## WHAT TO WORK ON
List, from the lines below, each one with "Reports" in it.

## SOURCE DATA
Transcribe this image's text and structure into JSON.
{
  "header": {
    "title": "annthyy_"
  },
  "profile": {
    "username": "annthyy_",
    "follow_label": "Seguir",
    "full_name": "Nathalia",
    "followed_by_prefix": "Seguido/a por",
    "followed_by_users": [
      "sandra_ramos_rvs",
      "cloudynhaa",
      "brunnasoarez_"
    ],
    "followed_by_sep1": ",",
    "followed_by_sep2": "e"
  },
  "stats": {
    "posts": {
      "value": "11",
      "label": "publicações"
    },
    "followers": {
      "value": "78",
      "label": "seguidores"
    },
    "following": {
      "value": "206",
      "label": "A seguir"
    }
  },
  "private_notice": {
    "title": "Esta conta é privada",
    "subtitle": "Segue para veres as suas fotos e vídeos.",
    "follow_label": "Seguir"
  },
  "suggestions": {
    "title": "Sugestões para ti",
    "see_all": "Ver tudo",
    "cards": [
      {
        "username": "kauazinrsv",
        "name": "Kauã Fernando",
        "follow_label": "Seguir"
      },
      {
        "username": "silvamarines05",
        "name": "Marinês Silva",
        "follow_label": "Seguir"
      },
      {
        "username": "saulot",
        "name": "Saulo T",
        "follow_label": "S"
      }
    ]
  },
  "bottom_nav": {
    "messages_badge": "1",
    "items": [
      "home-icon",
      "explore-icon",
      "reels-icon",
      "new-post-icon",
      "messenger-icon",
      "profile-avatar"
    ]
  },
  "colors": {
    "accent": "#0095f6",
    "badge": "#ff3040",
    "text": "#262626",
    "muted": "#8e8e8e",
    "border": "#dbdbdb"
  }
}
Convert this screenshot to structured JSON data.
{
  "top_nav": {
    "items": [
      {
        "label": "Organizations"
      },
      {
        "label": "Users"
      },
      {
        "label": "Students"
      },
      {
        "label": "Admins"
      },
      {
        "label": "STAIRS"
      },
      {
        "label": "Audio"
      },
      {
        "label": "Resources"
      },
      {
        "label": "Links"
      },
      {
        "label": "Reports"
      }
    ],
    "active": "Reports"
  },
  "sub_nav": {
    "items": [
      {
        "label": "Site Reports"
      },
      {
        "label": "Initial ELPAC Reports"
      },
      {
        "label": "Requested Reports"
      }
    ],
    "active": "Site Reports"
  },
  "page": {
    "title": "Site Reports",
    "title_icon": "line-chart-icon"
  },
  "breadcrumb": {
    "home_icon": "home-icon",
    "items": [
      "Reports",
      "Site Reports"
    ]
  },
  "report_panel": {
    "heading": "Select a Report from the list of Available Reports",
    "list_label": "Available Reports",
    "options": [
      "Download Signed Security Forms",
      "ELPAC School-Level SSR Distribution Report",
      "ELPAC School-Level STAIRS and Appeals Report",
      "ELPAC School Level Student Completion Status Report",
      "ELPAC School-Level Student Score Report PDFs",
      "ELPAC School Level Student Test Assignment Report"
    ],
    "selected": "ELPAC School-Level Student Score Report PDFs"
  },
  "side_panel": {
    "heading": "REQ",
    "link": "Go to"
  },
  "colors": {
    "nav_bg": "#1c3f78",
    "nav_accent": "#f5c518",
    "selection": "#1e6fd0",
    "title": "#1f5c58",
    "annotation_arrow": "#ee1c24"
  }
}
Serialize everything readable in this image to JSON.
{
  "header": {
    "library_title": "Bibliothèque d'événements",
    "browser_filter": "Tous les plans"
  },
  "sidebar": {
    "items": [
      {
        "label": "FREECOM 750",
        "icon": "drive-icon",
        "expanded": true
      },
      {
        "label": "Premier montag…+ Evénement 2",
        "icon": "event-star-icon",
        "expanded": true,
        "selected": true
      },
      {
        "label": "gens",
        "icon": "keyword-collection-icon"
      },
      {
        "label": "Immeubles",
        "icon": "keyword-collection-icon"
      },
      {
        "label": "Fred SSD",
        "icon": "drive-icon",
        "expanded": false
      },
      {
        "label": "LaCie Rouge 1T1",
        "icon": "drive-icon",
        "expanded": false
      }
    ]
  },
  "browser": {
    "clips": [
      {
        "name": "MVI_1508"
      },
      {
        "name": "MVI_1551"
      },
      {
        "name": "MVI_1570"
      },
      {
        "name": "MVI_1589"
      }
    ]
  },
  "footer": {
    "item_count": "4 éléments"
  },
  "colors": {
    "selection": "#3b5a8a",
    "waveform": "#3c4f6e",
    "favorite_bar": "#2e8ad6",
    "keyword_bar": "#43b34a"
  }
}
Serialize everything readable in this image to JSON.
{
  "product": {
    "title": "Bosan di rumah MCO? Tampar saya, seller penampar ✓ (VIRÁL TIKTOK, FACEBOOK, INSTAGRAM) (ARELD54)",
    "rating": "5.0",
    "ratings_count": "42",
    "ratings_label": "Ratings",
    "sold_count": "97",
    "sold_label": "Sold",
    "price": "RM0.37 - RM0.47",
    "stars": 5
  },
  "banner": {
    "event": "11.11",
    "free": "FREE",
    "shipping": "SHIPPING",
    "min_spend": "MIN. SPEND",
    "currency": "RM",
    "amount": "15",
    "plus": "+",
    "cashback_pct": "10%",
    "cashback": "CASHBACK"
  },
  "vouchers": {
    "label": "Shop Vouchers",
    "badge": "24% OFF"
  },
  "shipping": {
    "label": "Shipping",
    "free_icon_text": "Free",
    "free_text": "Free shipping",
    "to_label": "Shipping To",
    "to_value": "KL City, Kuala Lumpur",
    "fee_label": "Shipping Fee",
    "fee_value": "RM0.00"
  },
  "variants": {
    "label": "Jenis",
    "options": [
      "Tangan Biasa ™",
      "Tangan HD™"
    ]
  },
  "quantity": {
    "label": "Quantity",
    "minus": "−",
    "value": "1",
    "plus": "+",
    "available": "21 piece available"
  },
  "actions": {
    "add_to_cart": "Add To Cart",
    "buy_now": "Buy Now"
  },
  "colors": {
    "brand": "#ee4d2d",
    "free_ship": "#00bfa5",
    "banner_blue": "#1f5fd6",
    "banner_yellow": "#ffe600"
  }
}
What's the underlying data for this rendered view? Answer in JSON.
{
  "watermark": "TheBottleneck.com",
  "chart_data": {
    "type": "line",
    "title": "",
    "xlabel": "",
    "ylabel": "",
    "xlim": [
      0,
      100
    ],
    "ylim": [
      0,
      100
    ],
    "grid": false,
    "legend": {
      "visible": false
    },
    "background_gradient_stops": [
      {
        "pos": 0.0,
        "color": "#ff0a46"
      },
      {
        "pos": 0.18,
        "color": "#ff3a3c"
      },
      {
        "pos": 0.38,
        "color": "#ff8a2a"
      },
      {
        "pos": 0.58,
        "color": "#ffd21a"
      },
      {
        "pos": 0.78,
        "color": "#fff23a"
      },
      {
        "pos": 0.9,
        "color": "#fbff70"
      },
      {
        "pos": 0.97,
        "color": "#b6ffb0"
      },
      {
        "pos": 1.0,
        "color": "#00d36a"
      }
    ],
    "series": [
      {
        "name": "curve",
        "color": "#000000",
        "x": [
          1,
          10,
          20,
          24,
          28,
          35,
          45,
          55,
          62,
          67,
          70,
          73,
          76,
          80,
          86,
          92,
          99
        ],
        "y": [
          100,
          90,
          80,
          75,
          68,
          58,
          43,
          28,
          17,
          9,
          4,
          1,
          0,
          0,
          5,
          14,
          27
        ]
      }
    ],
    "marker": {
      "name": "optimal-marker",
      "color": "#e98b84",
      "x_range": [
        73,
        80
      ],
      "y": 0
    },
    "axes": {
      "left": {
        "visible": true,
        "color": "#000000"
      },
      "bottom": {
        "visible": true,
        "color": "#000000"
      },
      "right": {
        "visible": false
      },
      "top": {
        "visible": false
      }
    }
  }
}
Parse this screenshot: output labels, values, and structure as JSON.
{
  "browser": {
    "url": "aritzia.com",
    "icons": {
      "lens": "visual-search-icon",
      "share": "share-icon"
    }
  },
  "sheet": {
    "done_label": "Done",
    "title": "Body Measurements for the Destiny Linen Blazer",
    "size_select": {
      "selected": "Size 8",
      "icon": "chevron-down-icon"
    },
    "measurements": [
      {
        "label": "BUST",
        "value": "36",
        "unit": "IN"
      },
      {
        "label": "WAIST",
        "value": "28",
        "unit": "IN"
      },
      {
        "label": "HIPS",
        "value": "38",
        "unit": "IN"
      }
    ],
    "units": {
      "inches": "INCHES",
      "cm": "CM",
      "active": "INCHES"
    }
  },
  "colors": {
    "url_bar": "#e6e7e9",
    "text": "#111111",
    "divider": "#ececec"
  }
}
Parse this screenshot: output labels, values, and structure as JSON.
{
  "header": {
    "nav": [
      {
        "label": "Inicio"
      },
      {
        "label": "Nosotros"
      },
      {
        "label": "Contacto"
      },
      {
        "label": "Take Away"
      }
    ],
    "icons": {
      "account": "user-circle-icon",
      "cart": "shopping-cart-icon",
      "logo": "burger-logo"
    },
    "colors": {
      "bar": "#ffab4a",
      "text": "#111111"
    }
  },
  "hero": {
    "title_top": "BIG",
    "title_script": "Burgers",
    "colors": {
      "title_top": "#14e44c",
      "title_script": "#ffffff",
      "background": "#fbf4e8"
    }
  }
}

## WRITTEN REPLY
        "label": "Reports"
    "active": "Reports"
        "label": "Site Reports"
        "label": "Initial ELPAC Reports"
        "label": "Requested Reports"
    "active": "Site Reports"
    "title": "Site Reports",
      "Reports",
      "Site Reports"
    "heading": "Select a Report from the list of Available Reports",
    "list_label": "Available Reports",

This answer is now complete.